The panel will discuss how to distill complex technical issues for effective advocacy, ways to avoid common pitfalls in complex technology litigation, and consider recent high-profile federal jury trials involving technical subject matter. The intended audience is the experienced technology litigator. Attendees can expect to receive practical tips on an array of matters, including discovery disputes involving complex technology issues, confidentiality concerns, the utility of independent court experts, and how parties can cooperate on undisputed technical issues.
A few weeks ago, in A.M. v. Ventura Unified School District, et al., 2016 WL 5936851 (Cal. Ct. App. Oct. 12, 2016), the Court of Appeal overturned a trial court decision limiting the ability of childhood sexual abuse victims to file suit. The Court of Appeal found that California Government Code section 905(m), which waives the requirement that a tort claim be filed before suing a public agency for childhood sexual abuse, is not limited to cases in which the alleged abuser was employed by the public agency. In other words, if a child files suit alleging that he or she was abused by his or her fellow students, no tort claim form is required.
The underlying complaint in A.M. alleged that the victim was bullied, battered, and sexually abused by some of her fellow students. Even though her mother complained to the school district, no action was taken. The trial court granted summary judgment in favor of the student defendants, finding that the plaintiff had failed to file a claim form and, therefore, was barred from filing suit against them. The Court of Appeal rejected this narrow interpretation of the statute and reversed the trial court’s decision.
This decision is a welcome development for victims of childhood sexual abuse, and removes another barrier for victims seeking recourse through the courts.
On December 12, Evan Burbidge will be co-moderating a Bar Association of San Francisco panel on advanced deposition techniques. Seasoned attorneys, including Paul Llewellyn and attorneys from Latham & Watkins LLP and Walkup, Melodia, Kelly & Schoenberger, will be providing tips and tricks on the art of the deposition, including how to get trial-ready soundbites, the best ways to deal with expert witnesses, and methods for taming an evasive witness or argumentative opposing counsel. It’s a can’t-miss for any litigator. Lunch will be provided.

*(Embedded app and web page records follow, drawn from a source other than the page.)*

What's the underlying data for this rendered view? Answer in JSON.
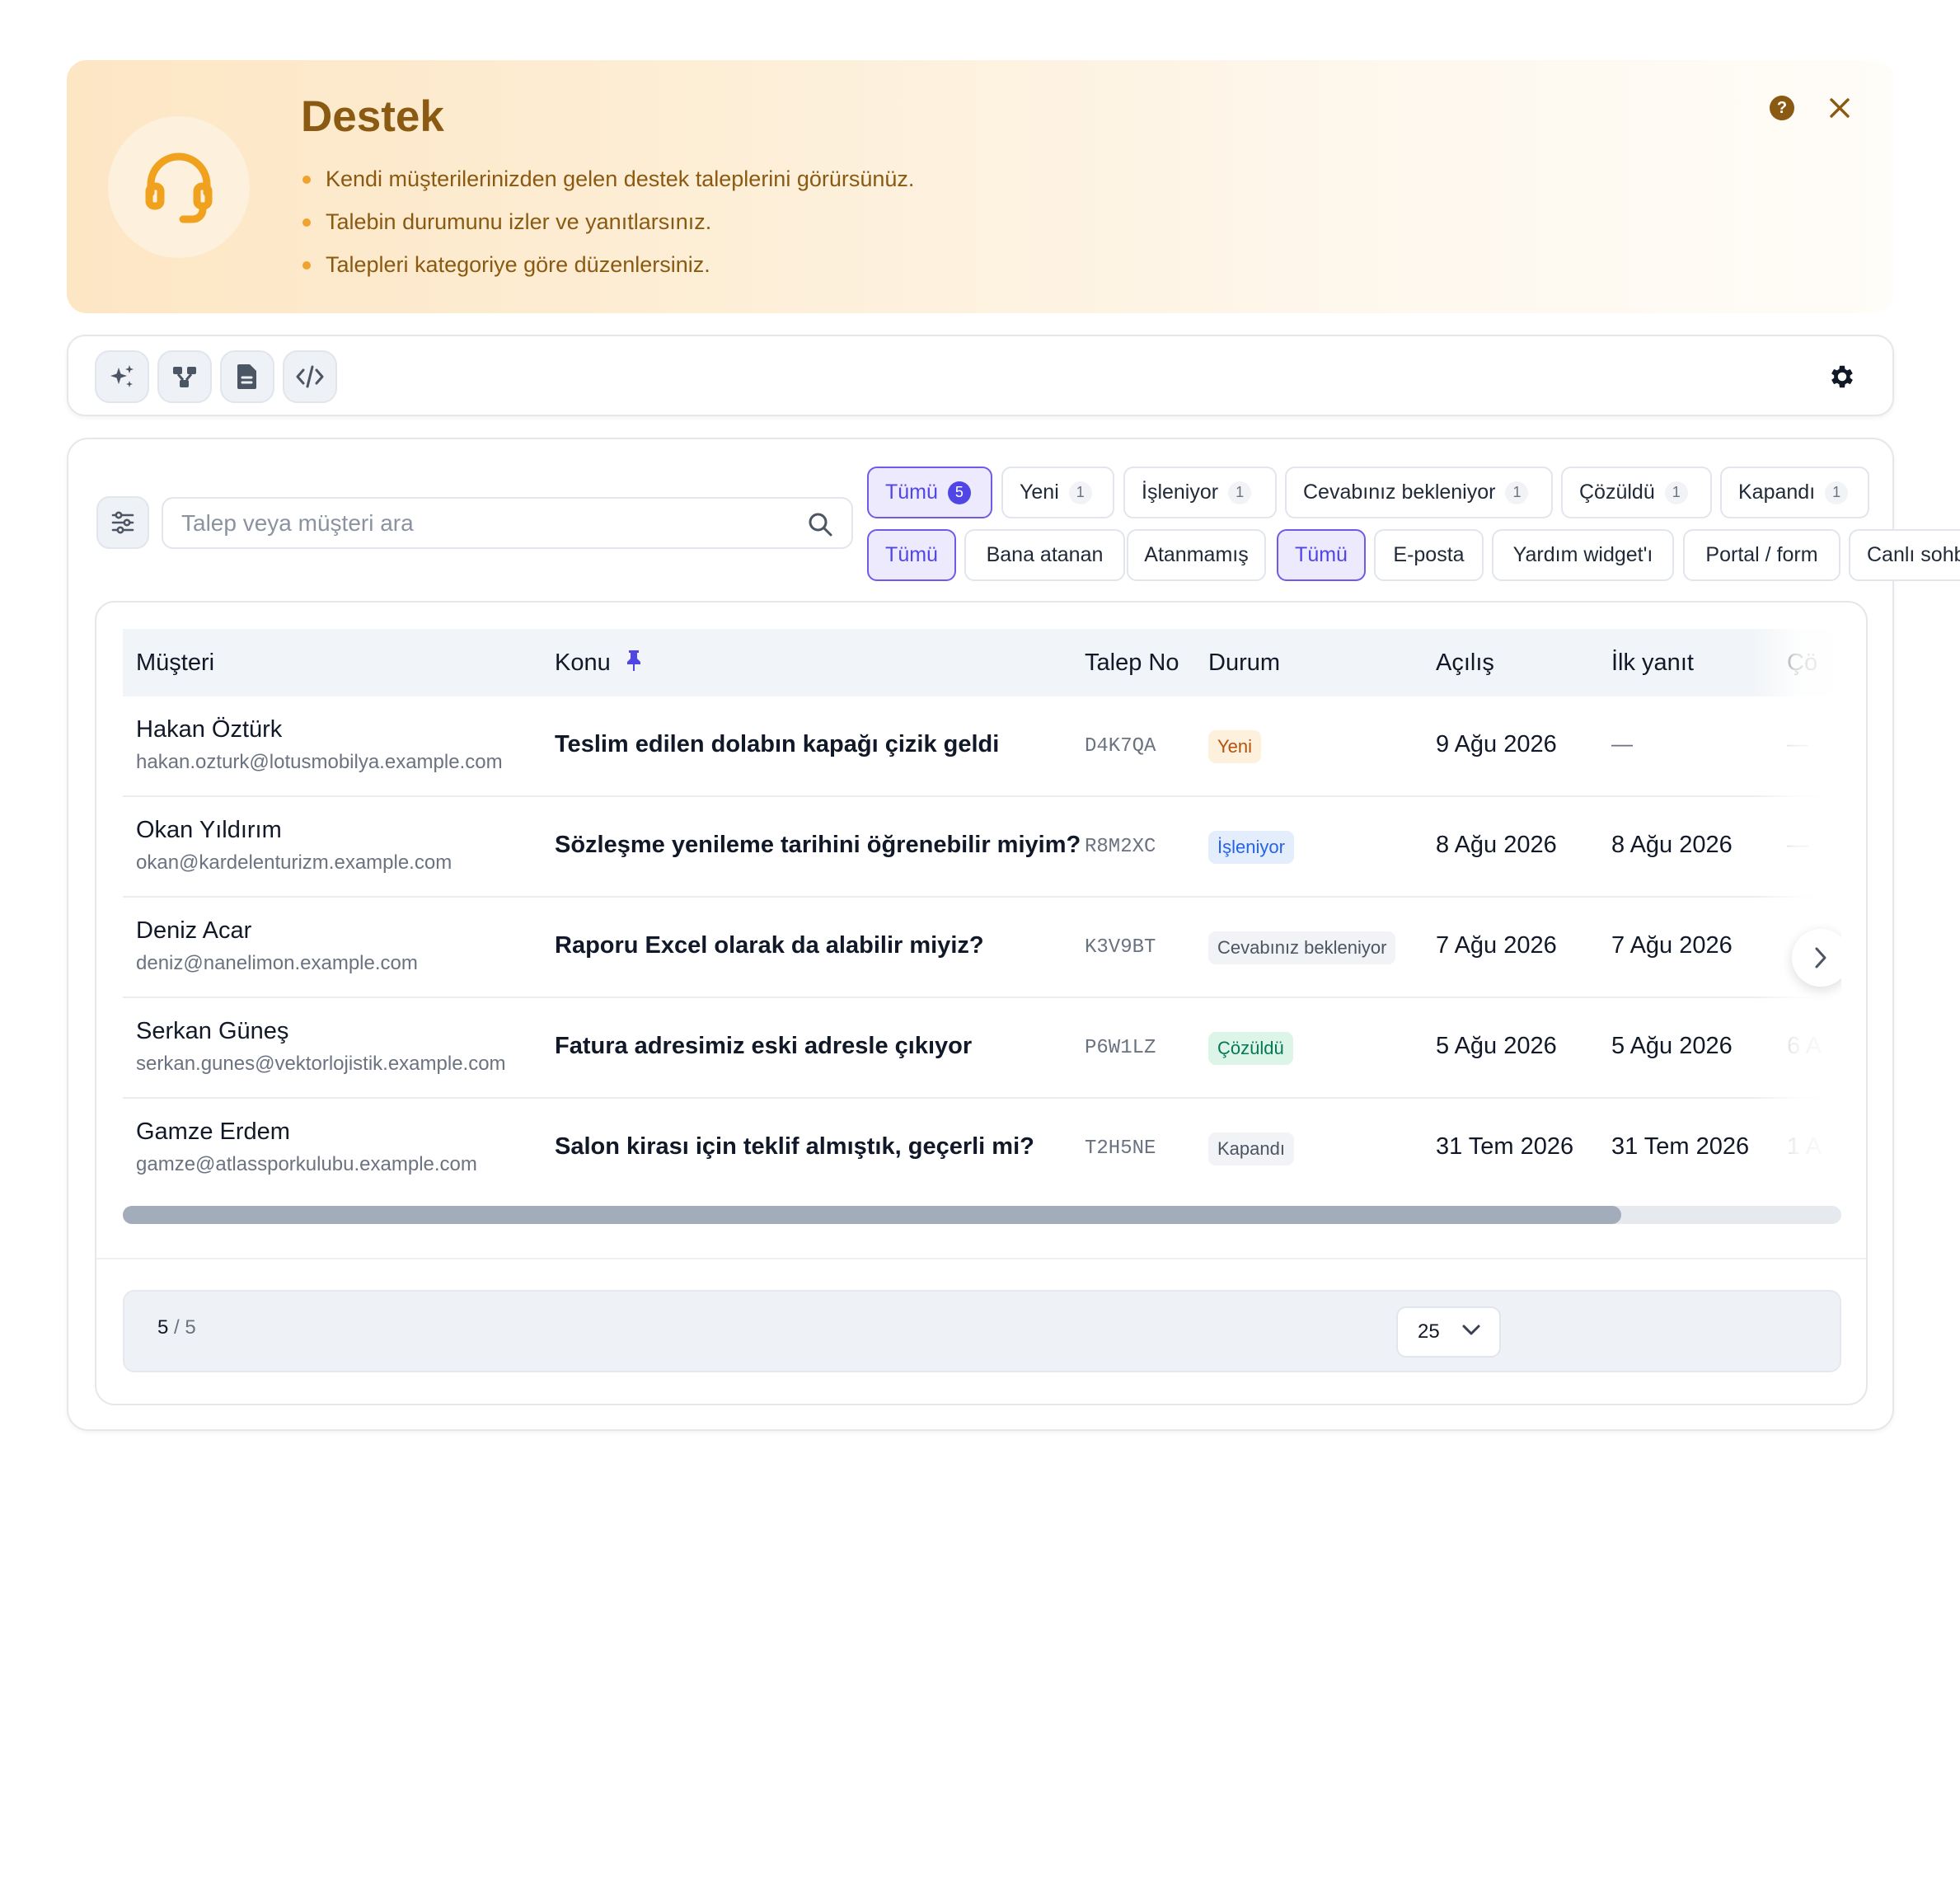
{
  "hero": {
    "title": "Destek",
    "bullets": [
      "Kendi müşterilerinizden gelen destek taleplerini görürsünüz.",
      "Talebin durumunu izler ve yanıtlarsınız.",
      "Talepleri kategoriye göre düzenlersiniz."
    ],
    "icon": "headset-icon",
    "help_icon_text": "?"
  },
  "toolbar": {
    "tools": [
      "sparkle-icon",
      "workflow-icon",
      "document-icon",
      "code-icon"
    ],
    "settings_icon": "gear-icon"
  },
  "search": {
    "placeholder": "Talep veya müşteri ara"
  },
  "status_filters": [
    {
      "label": "Tümü",
      "count": "5",
      "active": true
    },
    {
      "label": "Yeni",
      "count": "1",
      "active": false
    },
    {
      "label": "İşleniyor",
      "count": "1",
      "active": false
    },
    {
      "label": "Cevabınız bekleniyor",
      "count": "1",
      "active": false
    },
    {
      "label": "Çözüldü",
      "count": "1",
      "active": false
    },
    {
      "label": "Kapandı",
      "count": "1",
      "active": false
    }
  ],
  "assign_filters": [
    {
      "label": "Tümü",
      "active": true
    },
    {
      "label": "Bana atanan",
      "active": false
    },
    {
      "label": "Atanmamış",
      "active": false
    }
  ],
  "channel_filters": [
    {
      "label": "Tümü",
      "active": true
    },
    {
      "label": "E-posta",
      "active": false
    },
    {
      "label": "Yardım widget'ı",
      "active": false
    },
    {
      "label": "Portal / form",
      "active": false
    },
    {
      "label": "Canlı sohb",
      "active": false
    }
  ],
  "table": {
    "columns": [
      "Müşteri",
      "Konu",
      "Talep No",
      "Durum",
      "Açılış",
      "İlk yanıt",
      "Çö"
    ],
    "pinned_icon": "pin-icon",
    "rows": [
      {
        "name": "Hakan Öztürk",
        "email": "hakan.ozturk@lotusmobilya.example.com",
        "subject": "Teslim edilen dolabın kapağı çizik geldi",
        "ticket": "D4K7QA",
        "status": "Yeni",
        "status_bg": "#fdf0dc",
        "status_color": "#b45309",
        "opened": "9 Ağu 2026",
        "first_reply": "—",
        "resolved": "—"
      },
      {
        "name": "Okan Yıldırım",
        "email": "okan@kardelenturizm.example.com",
        "subject": "Sözleşme yenileme tarihini öğrenebilir miyim?",
        "ticket": "R8M2XC",
        "status": "İşleniyor",
        "status_bg": "#e3edfc",
        "status_color": "#2563eb",
        "opened": "8 Ağu 2026",
        "first_reply": "8 Ağu 2026",
        "resolved": "—"
      },
      {
        "name": "Deniz Acar",
        "email": "deniz@nanelimon.example.com",
        "subject": "Raporu Excel olarak da alabilir miyiz?",
        "ticket": "K3V9BT",
        "status": "Cevabınız bekleniyor",
        "status_bg": "#f1f3f6",
        "status_color": "#4b5563",
        "opened": "7 Ağu 2026",
        "first_reply": "7 Ağu 2026",
        "resolved": ""
      },
      {
        "name": "Serkan Güneş",
        "email": "serkan.gunes@vektorlojistik.example.com",
        "subject": "Fatura adresimiz eski adresle çıkıyor",
        "ticket": "P6W1LZ",
        "status": "Çözüldü",
        "status_bg": "#dcf5e8",
        "status_color": "#047857",
        "opened": "5 Ağu 2026",
        "first_reply": "5 Ağu 2026",
        "resolved": "6 A"
      },
      {
        "name": "Gamze Erdem",
        "email": "gamze@atlassporkulubu.example.com",
        "subject": "Salon kirası için teklif almıştık, geçerli mi?",
        "ticket": "T2H5NE",
        "status": "Kapandı",
        "status_bg": "#f1f3f6",
        "status_color": "#4b5563",
        "opened": "31 Tem 2026",
        "first_reply": "31 Tem 2026",
        "resolved": "1 A"
      }
    ],
    "scroll_fraction": 0.872
  },
  "pagination": {
    "shown": "5",
    "separator": "/",
    "total": "5",
    "page_size": "25"
  }
}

In recognition of the firm’s long-standing relationship with the BASF, the firm is sponsoring five complimentary tickets to the program. If you would like one of those places, please send an email to Amanda Jarvis.